# Task to complete:
Your copy should match the records below exactly, except for the pictures.
Start of Data to process
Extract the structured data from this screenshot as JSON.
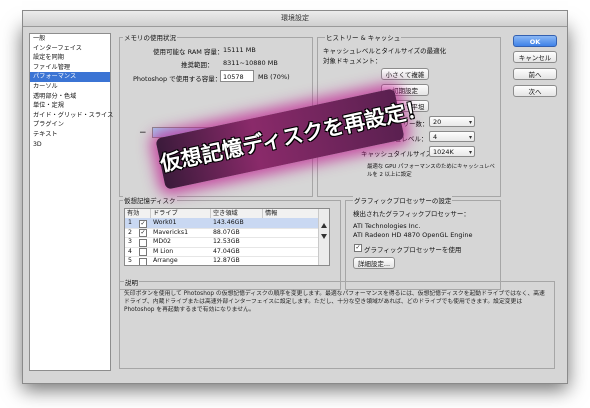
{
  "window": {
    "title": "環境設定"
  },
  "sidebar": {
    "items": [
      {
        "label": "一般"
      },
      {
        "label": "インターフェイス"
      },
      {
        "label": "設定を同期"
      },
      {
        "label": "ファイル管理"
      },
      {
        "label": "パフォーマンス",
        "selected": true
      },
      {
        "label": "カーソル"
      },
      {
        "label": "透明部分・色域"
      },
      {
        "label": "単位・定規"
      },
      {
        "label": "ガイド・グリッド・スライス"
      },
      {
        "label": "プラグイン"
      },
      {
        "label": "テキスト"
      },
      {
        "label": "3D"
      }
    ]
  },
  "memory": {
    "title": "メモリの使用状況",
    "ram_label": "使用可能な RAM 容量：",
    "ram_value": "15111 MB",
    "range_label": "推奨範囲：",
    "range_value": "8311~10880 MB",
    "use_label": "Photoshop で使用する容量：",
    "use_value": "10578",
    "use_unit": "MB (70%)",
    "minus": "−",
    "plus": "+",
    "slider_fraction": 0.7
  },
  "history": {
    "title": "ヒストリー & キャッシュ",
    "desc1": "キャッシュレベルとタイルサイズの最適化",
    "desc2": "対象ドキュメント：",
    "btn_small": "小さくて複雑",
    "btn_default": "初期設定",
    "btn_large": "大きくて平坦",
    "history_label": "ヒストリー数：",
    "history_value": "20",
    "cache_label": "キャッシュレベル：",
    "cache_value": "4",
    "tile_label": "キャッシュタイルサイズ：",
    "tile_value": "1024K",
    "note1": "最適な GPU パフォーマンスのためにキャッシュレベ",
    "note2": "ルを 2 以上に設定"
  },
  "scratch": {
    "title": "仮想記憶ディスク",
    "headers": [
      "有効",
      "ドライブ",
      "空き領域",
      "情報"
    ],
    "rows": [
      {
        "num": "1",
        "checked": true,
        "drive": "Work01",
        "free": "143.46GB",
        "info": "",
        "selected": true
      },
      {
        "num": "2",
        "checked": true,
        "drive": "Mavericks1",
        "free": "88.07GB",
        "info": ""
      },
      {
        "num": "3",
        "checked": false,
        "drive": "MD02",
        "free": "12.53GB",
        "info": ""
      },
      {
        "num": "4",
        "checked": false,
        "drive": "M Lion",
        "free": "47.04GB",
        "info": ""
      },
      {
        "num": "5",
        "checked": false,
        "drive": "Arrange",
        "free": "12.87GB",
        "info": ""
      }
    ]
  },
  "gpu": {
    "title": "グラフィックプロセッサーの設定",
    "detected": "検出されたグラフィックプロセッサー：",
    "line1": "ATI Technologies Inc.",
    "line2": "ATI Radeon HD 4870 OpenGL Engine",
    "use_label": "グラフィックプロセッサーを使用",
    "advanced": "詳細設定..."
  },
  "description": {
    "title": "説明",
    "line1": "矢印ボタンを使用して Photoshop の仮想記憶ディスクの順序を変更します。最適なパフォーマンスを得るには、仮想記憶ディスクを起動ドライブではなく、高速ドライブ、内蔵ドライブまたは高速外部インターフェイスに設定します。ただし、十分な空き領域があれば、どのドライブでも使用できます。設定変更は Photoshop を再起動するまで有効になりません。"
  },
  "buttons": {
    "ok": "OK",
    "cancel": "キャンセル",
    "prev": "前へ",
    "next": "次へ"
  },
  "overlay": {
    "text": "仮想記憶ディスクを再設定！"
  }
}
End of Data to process
# Response to the exercise:
Extract the structured data from this screenshot as JSON.
{
  "window": {
    "title": "環境設定"
  },
  "sidebar": {
    "items": [
      {
        "label": "一般"
      },
      {
        "label": "インターフェイス"
      },
      {
        "label": "設定を同期"
      },
      {
        "label": "ファイル管理"
      },
      {
        "label": "パフォーマンス",
        "selected": true
      },
      {
        "label": "カーソル"
      },
      {
        "label": "透明部分・色域"
      },
      {
        "label": "単位・定規"
      },
      {
        "label": "ガイド・グリッド・スライス"
      },
      {
        "label": "プラグイン"
      },
      {
        "label": "テキスト"
      },
      {
        "label": "3D"
      }
    ]
  },
  "memory": {
    "title": "メモリの使用状況",
    "ram_label": "使用可能な RAM 容量：",
    "ram_value": "15111 MB",
    "range_label": "推奨範囲：",
    "range_value": "8311~10880 MB",
    "use_label": "Photoshop で使用する容量：",
    "use_value": "10578",
    "use_unit": "MB (70%)",
    "minus": "−",
    "plus": "+",
    "slider_fraction": 0.7
  },
  "history": {
    "title": "ヒストリー & キャッシュ",
    "desc1": "キャッシュレベルとタイルサイズの最適化",
    "desc2": "対象ドキュメント：",
    "btn_small": "小さくて複雑",
    "btn_default": "初期設定",
    "btn_large": "大きくて平坦",
    "history_label": "ヒストリー数：",
    "history_value": "20",
    "cache_label": "キャッシュレベル：",
    "cache_value": "4",
    "tile_label": "キャッシュタイルサイズ：",
    "tile_value": "1024K",
    "note1": "最適な GPU パフォーマンスのためにキャッシュレベ",
    "note2": "ルを 2 以上に設定"
  },
  "scratch": {
    "title": "仮想記憶ディスク",
    "headers": [
      "有効",
      "ドライブ",
      "空き領域",
      "情報"
    ],
    "rows": [
      {
        "num": "1",
        "checked": true,
        "drive": "Work01",
        "free": "143.46GB",
        "info": "",
        "selected": true
      },
      {
        "num": "2",
        "checked": true,
        "drive": "Mavericks1",
        "free": "88.07GB",
        "info": ""
      },
      {
        "num": "3",
        "checked": false,
        "drive": "MD02",
        "free": "12.53GB",
        "info": ""
      },
      {
        "num": "4",
        "checked": false,
        "drive": "M Lion",
        "free": "47.04GB",
        "info": ""
      },
      {
        "num": "5",
        "checked": false,
        "drive": "Arrange",
        "free": "12.87GB",
        "info": ""
      }
    ]
  },
  "gpu": {
    "title": "グラフィックプロセッサーの設定",
    "detected": "検出されたグラフィックプロセッサー：",
    "line1": "ATI Technologies Inc.",
    "line2": "ATI Radeon HD 4870 OpenGL Engine",
    "use_label": "グラフィックプロセッサーを使用",
    "advanced": "詳細設定..."
  },
  "description": {
    "title": "説明",
    "line1": "矢印ボタンを使用して Photoshop の仮想記憶ディスクの順序を変更します。最適なパフォーマンスを得るには、仮想記憶ディスクを起動ドライブではなく、高速ドライブ、内蔵ドライブまたは高速外部インターフェイスに設定します。ただし、十分な空き領域があれば、どのドライブでも使用できます。設定変更は Photoshop を再起動するまで有効になりません。"
  },
  "buttons": {
    "ok": "OK",
    "cancel": "キャンセル",
    "prev": "前へ",
    "next": "次へ"
  },
  "overlay": {
    "text": "仮想記憶ディスクを再設定！"
  }
}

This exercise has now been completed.